**WHAT TO DO:** A word-for-word copy of the records below is required.

**DATA:**

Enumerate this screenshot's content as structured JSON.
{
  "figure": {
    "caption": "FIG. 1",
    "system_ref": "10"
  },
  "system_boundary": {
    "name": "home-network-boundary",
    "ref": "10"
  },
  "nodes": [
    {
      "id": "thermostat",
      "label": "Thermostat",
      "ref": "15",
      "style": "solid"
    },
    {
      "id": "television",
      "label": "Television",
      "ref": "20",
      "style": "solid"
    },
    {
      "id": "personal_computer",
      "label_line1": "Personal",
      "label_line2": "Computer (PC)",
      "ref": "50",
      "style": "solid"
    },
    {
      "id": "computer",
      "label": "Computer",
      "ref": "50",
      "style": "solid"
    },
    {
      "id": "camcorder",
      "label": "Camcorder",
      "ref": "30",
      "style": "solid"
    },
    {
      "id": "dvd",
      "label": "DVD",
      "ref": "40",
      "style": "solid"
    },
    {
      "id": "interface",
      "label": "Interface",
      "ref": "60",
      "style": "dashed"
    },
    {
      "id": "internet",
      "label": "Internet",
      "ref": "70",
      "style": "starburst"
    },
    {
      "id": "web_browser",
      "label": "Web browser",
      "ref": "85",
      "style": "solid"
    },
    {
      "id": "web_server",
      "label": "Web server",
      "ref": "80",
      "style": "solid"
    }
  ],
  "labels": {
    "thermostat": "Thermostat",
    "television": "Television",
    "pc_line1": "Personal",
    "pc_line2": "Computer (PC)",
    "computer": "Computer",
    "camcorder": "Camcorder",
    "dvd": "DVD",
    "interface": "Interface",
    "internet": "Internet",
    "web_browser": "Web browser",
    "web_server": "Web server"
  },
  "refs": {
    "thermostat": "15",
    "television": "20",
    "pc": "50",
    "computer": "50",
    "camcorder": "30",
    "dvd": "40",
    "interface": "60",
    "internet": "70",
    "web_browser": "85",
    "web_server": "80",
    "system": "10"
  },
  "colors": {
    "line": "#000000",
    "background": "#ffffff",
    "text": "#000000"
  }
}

**YOUR SOLUTION:**
Enumerate this screenshot's content as structured JSON.
{
  "figure": {
    "caption": "FIG. 1",
    "system_ref": "10"
  },
  "system_boundary": {
    "name": "home-network-boundary",
    "ref": "10"
  },
  "nodes": [
    {
      "id": "thermostat",
      "label": "Thermostat",
      "ref": "15",
      "style": "solid"
    },
    {
      "id": "television",
      "label": "Television",
      "ref": "20",
      "style": "solid"
    },
    {
      "id": "personal_computer",
      "label_line1": "Personal",
      "label_line2": "Computer (PC)",
      "ref": "50",
      "style": "solid"
    },
    {
      "id": "computer",
      "label": "Computer",
      "ref": "50",
      "style": "solid"
    },
    {
      "id": "camcorder",
      "label": "Camcorder",
      "ref": "30",
      "style": "solid"
    },
    {
      "id": "dvd",
      "label": "DVD",
      "ref": "40",
      "style": "solid"
    },
    {
      "id": "interface",
      "label": "Interface",
      "ref": "60",
      "style": "dashed"
    },
    {
      "id": "internet",
      "label": "Internet",
      "ref": "70",
      "style": "starburst"
    },
    {
      "id": "web_browser",
      "label": "Web browser",
      "ref": "85",
      "style": "solid"
    },
    {
      "id": "web_server",
      "label": "Web server",
      "ref": "80",
      "style": "solid"
    }
  ],
  "labels": {
    "thermostat": "Thermostat",
    "television": "Television",
    "pc_line1": "Personal",
    "pc_line2": "Computer (PC)",
    "computer": "Computer",
    "camcorder": "Camcorder",
    "dvd": "DVD",
    "interface": "Interface",
    "internet": "Internet",
    "web_browser": "Web browser",
    "web_server": "Web server"
  },
  "refs": {
    "thermostat": "15",
    "television": "20",
    "pc": "50",
    "computer": "50",
    "camcorder": "30",
    "dvd": "40",
    "interface": "60",
    "internet": "70",
    "web_browser": "85",
    "web_server": "80",
    "system": "10"
  },
  "colors": {
    "line": "#000000",
    "background": "#ffffff",
    "text": "#000000"
  }
}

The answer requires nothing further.